For example, former areas of Nadgee State Forest south of Eden NSW were heavily salvaged after a high intensity fire killed mature Silvertop Ash and severely damaged other mature eucalypt species in December 1972. These salvaged areas were again burnt in November 1980.

The salvage areas were added to Nadgee Nature Reserve and in September 1994, these areas became part of the 13,775 hectare, Nadgee Wilderness. The Nadgee Wilderness now forms part of the 25,900 hectare, Nadgee (NSW)-Howe (Vic) Wilderness Area.

A section of the Howe Wilderness Area was subject to extensive “seed tree” system harvesting in the latter 1970s as well as some intense wildfire events. Yet both areas are purported “to be the best representation of pre- European coastal vegetation in south eastern Australia (Parks Victoria website 2013).”

While the report supports the NSW EPA and activist charity positions on eliminating native forest harvest on public land, the broader information does beg several questions.

Is the NSW EPA being reasonable in its approach to post fire harvesting on the NSW north and south coasts?

Is development of our conservation reserve system based on a wilderness myth, where changing land tenure, not conservation management is the only driving force?
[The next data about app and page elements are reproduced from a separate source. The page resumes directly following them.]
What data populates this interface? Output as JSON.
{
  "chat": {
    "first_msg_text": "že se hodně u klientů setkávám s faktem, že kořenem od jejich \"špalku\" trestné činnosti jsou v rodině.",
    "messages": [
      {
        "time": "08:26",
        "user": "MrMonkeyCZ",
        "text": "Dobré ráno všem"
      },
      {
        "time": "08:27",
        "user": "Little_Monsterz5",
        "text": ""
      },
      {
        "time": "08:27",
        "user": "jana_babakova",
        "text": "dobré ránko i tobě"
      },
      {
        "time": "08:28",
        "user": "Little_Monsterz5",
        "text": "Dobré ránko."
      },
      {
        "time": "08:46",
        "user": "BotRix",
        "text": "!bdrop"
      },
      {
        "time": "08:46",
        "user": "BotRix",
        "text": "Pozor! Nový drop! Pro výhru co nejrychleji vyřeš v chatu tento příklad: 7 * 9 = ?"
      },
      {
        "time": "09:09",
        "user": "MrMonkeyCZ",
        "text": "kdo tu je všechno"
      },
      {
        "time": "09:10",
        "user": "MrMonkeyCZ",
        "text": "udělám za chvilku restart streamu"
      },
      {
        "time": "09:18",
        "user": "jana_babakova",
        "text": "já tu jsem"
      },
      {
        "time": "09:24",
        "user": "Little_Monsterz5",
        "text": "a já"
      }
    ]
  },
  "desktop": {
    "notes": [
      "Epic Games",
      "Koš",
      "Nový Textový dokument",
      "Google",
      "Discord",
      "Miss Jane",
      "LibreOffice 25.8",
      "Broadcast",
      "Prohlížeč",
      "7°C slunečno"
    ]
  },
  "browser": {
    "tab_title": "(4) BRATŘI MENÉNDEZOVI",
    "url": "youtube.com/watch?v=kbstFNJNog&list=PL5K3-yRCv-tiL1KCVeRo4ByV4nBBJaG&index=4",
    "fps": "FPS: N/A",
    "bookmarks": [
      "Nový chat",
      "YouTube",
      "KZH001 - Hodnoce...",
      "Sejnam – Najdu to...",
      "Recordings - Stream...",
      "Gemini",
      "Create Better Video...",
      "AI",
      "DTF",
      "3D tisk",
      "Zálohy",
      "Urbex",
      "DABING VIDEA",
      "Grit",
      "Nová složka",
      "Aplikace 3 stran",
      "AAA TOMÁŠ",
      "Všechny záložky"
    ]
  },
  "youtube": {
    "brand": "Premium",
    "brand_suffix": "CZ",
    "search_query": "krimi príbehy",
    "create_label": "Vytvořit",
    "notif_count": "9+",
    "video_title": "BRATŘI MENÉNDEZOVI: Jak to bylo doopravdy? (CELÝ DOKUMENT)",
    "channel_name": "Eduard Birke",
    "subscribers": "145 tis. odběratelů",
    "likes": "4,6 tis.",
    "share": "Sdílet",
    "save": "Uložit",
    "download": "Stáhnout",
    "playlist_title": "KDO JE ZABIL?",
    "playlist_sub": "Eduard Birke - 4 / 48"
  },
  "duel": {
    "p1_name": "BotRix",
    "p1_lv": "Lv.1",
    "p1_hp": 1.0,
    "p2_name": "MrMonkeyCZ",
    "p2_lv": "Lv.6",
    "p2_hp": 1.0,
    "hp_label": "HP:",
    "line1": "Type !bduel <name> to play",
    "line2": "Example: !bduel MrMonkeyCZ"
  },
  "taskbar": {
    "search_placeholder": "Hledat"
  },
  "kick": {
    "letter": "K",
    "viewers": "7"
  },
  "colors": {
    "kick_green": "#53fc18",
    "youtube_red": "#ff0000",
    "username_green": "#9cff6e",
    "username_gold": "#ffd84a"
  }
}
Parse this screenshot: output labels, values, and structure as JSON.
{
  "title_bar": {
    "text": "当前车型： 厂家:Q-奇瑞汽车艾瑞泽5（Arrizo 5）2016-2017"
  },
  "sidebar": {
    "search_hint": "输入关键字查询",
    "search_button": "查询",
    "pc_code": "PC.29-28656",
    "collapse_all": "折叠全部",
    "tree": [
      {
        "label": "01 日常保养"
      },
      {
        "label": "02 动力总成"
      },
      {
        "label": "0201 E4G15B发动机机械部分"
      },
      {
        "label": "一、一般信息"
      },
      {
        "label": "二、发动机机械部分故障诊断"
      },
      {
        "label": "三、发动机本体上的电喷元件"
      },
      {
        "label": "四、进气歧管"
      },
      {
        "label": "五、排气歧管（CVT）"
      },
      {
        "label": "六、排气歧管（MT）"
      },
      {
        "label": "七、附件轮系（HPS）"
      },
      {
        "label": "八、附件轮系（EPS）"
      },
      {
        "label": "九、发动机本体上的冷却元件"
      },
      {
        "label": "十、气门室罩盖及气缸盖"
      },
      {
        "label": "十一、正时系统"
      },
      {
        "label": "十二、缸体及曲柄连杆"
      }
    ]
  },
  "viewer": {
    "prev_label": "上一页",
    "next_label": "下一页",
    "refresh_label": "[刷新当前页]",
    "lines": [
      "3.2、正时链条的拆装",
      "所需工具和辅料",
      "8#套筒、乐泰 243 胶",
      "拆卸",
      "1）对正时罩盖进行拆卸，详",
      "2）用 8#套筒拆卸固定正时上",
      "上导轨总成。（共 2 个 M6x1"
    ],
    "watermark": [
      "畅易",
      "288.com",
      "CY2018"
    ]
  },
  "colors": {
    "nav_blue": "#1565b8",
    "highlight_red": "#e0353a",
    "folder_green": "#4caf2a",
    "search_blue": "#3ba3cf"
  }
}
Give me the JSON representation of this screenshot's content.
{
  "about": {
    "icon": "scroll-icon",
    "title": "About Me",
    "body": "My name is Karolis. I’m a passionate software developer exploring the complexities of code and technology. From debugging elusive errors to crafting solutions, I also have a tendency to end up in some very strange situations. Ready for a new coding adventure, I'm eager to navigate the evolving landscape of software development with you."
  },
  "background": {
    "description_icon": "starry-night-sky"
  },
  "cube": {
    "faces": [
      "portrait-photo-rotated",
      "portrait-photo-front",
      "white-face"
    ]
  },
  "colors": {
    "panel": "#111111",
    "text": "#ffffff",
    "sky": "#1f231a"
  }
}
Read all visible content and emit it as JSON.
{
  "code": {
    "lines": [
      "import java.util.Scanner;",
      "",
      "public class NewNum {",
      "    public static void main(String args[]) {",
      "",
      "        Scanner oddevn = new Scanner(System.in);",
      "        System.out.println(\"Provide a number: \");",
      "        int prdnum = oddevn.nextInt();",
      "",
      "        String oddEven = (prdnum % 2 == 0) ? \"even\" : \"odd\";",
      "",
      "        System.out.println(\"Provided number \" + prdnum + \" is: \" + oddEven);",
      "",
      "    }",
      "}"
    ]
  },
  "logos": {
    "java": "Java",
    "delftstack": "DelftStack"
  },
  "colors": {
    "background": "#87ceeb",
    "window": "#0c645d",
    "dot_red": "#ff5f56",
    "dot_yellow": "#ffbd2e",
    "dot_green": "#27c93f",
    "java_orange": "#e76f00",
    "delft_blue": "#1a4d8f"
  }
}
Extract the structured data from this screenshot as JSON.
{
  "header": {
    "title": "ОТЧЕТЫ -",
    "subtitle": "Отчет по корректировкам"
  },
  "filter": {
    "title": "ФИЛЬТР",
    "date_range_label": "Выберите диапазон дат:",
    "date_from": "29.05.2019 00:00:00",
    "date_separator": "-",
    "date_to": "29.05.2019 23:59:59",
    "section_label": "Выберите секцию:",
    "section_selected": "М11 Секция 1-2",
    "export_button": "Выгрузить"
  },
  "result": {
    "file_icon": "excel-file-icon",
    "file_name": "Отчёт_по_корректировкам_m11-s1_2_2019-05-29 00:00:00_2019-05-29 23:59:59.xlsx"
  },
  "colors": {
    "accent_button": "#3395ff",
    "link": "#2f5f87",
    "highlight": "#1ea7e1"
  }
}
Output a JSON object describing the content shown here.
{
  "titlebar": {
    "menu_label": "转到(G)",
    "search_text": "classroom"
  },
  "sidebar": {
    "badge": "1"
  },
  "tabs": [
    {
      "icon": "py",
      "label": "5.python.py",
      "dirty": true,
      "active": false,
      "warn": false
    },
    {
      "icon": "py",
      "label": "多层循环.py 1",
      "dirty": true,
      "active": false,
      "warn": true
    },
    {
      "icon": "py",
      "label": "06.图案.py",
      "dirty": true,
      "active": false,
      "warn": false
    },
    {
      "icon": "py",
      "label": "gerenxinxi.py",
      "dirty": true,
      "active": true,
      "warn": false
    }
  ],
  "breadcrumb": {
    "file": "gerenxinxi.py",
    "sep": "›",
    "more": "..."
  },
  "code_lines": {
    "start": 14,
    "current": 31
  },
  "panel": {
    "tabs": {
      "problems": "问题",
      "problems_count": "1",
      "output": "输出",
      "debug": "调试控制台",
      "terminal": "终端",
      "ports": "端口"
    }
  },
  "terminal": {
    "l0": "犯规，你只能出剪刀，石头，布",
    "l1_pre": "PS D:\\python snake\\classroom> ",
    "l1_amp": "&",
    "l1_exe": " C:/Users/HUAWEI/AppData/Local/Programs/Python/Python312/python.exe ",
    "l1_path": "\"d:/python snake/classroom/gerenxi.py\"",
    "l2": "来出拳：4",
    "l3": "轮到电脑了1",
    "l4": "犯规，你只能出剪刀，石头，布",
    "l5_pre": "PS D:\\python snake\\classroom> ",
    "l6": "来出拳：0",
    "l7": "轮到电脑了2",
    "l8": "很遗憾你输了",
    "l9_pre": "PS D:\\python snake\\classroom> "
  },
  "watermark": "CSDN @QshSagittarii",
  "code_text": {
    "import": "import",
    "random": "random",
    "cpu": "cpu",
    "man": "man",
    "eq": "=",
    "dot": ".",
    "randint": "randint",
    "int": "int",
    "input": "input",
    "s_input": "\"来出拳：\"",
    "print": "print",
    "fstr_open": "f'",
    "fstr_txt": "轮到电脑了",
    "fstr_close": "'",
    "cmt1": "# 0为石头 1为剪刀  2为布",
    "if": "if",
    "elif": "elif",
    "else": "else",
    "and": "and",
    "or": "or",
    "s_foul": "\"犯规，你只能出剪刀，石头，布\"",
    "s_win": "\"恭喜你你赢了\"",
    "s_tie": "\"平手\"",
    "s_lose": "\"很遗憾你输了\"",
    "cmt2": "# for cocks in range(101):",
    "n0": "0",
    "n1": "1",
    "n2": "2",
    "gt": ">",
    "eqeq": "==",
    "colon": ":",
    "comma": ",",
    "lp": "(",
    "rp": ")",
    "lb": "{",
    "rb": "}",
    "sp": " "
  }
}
Peter Rutherford is spokesperson for South East Timber Association (SETA) and is a well-respected forestry scientist of 40 years standing.